CHICAGO (AP) — Michigan researchers have found the wreckage of two ships that disappeared into Lake Superior in 1914 and hope the discovery will lead them to a third that sank at the same time, killing nearly 30 people aboard the trio of lumber-shipping vessels.
The Great Lakes Shipwreck Historical Society announced the discoveries this month after confirming details with other researchers. Ric Mixter, a board member of the society and a maritime historian, called witnessing the discoveries “a career highlight.”
“It not only solved a chapter in the nation’s darkest day in lumber history, but also showcased a team of historians who have dedicated their lives towards making sure these stories aren’t forgotten,” Mixter said.

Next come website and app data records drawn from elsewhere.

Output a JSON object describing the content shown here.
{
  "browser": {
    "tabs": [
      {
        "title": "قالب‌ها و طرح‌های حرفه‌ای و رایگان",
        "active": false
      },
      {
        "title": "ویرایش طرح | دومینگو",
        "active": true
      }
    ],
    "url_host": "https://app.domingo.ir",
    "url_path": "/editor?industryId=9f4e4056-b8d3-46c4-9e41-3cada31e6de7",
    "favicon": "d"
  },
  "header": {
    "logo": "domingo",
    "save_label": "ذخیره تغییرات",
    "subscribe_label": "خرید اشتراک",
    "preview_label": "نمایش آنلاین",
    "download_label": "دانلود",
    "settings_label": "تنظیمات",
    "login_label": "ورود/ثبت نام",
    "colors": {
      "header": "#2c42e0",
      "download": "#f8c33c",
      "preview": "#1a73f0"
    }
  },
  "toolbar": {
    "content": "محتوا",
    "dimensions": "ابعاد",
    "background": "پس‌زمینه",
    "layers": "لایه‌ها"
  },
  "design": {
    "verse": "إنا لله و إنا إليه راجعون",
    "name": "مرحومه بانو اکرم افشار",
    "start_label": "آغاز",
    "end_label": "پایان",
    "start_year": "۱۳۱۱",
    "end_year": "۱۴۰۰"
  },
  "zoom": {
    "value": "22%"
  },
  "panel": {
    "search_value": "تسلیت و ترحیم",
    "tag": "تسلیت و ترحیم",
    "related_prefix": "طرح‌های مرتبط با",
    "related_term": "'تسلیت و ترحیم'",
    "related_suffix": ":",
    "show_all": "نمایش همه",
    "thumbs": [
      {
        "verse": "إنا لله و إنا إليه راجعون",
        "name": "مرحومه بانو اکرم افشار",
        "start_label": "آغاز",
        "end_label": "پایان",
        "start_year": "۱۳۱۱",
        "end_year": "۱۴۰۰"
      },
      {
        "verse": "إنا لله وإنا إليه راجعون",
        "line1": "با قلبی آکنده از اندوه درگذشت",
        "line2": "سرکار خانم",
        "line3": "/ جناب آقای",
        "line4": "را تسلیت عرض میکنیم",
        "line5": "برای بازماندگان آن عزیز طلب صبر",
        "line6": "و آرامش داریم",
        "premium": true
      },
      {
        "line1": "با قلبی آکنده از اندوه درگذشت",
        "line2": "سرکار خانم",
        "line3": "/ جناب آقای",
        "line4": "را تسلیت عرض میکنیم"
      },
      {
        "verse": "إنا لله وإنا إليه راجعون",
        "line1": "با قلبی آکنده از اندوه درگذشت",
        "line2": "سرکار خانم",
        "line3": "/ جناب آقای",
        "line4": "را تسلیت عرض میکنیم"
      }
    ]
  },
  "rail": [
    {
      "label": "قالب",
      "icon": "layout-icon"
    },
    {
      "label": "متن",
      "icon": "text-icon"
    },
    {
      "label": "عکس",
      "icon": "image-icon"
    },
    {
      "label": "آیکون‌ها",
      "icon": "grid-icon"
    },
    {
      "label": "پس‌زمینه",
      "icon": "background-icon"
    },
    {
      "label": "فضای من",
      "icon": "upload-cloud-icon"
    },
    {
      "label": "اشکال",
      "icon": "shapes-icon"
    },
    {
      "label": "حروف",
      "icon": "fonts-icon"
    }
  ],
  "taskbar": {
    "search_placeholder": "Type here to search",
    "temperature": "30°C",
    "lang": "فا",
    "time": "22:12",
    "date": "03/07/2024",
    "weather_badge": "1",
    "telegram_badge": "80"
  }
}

The vessels owned by the Edward Hines Lumber Company sank into the ice-cold lake on Nov. 18, 1914, when a storm swept through as they moved lumber from Baraga, Michigan, to Tonawanda, New York. The steamship C.F. Curtis was towing the schooner barges Selden E. Marvin and Annie M. Peterson; all 28 people aboard were killed.
The society’s team found the wreck of the Curtis during the summer of 2021 and the Marvin a year later within a few miles of the first discovery. The organization operates a museum in Whitefish Point and regularly runs searches for shipwrecks, aiming to tell “the lost history of all the Great Lakes” with a focus on Lake Superior, said Corey Adkins, the society’s content and communications director.
“One of the things that makes us proud when we discover these things is helping piece the puzzle together of what happened to these 28 people,” Adkins said. “It’s been 109 years, but maybe there are still some family members that want to know what happened. We’re able to start answering those questions.”
Both wrecks were discovered about 20 miles (32 kilometers) north of Grand Marais, Michigan, farther into the lake than the 1914 accounts suggested the ships sank, Adkins said. There was also damage to the Marvin’s bow and the Curtis’ stern, making researchers wonder whether a collision contributed, he said.
“Those are all questions we want to consider when we go back out this summer,” Adkins said.
Video footage from the Curtis wreckage showed the maintained hull of the steamship, its wheel, anchor, boiler and still shining gauges — all preserved by Lake Superior’s cold waters, along with other artifacts.
Another recording captured the team’s jubilant cheers as the words “Selden E. Marvin” on the hull came into clear view for the first time on a video feed shot by an underwater drone at the barge wreck site.
“We’re the first human eyes to see it since 1914, since World War I,” one team member mused.